[TASK DETAILS] Output all the data exactly. Pictures do not belong in the copy.

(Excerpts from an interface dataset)
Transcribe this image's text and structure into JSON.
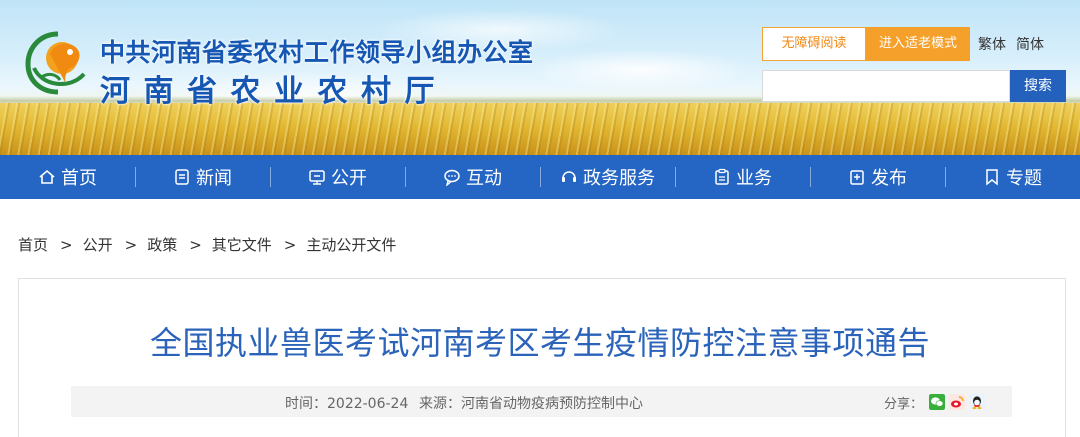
{
  "header": {
    "title_line1": "中共河南省委农村工作领导小组办公室",
    "title_line2": "河南省农业农村厅",
    "accessibility_label": "无障碍阅读",
    "elder_mode_label": "进入适老模式",
    "traditional_label": "繁体",
    "simplified_label": "简体",
    "search": {
      "placeholder": "",
      "value": "",
      "button_label": "搜索"
    }
  },
  "nav": {
    "items": [
      {
        "label": "首页",
        "icon": "home-icon"
      },
      {
        "label": "新闻",
        "icon": "news-icon"
      },
      {
        "label": "公开",
        "icon": "open-icon"
      },
      {
        "label": "互动",
        "icon": "chat-icon"
      },
      {
        "label": "政务服务",
        "icon": "service-icon"
      },
      {
        "label": "业务",
        "icon": "clipboard-icon"
      },
      {
        "label": "发布",
        "icon": "publish-icon"
      },
      {
        "label": "专题",
        "icon": "bookmark-icon"
      }
    ]
  },
  "breadcrumb": {
    "items": [
      "首页",
      "公开",
      "政策",
      "其它文件",
      "主动公开文件"
    ],
    "separator": ">"
  },
  "article": {
    "title": "全国执业兽医考试河南考区考生疫情防控注意事项通告",
    "time": "时间：2022-06-24",
    "source": "来源：河南省动物疫病预防控制中心",
    "share_label": "分享：",
    "share_icons": [
      "wechat-icon",
      "weibo-icon",
      "qq-icon"
    ]
  },
  "colors": {
    "brand_blue": "#2566c4",
    "title_blue": "#2a63b9",
    "accent_orange": "#f5a02a"
  }
}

[TASK RESULT]
Transcribe this image's text and structure into JSON.
{
  "header": {
    "title_line1": "中共河南省委农村工作领导小组办公室",
    "title_line2": "河南省农业农村厅",
    "accessibility_label": "无障碍阅读",
    "elder_mode_label": "进入适老模式",
    "traditional_label": "繁体",
    "simplified_label": "简体",
    "search": {
      "placeholder": "",
      "value": "",
      "button_label": "搜索"
    }
  },
  "nav": {
    "items": [
      {
        "label": "首页",
        "icon": "home-icon"
      },
      {
        "label": "新闻",
        "icon": "news-icon"
      },
      {
        "label": "公开",
        "icon": "open-icon"
      },
      {
        "label": "互动",
        "icon": "chat-icon"
      },
      {
        "label": "政务服务",
        "icon": "service-icon"
      },
      {
        "label": "业务",
        "icon": "clipboard-icon"
      },
      {
        "label": "发布",
        "icon": "publish-icon"
      },
      {
        "label": "专题",
        "icon": "bookmark-icon"
      }
    ]
  },
  "breadcrumb": {
    "items": [
      "首页",
      "公开",
      "政策",
      "其它文件",
      "主动公开文件"
    ],
    "separator": ">"
  },
  "article": {
    "title": "全国执业兽医考试河南考区考生疫情防控注意事项通告",
    "time": "时间：2022-06-24",
    "source": "来源：河南省动物疫病预防控制中心",
    "share_label": "分享：",
    "share_icons": [
      "wechat-icon",
      "weibo-icon",
      "qq-icon"
    ]
  },
  "colors": {
    "brand_blue": "#2566c4",
    "title_blue": "#2a63b9",
    "accent_orange": "#f5a02a"
  }
}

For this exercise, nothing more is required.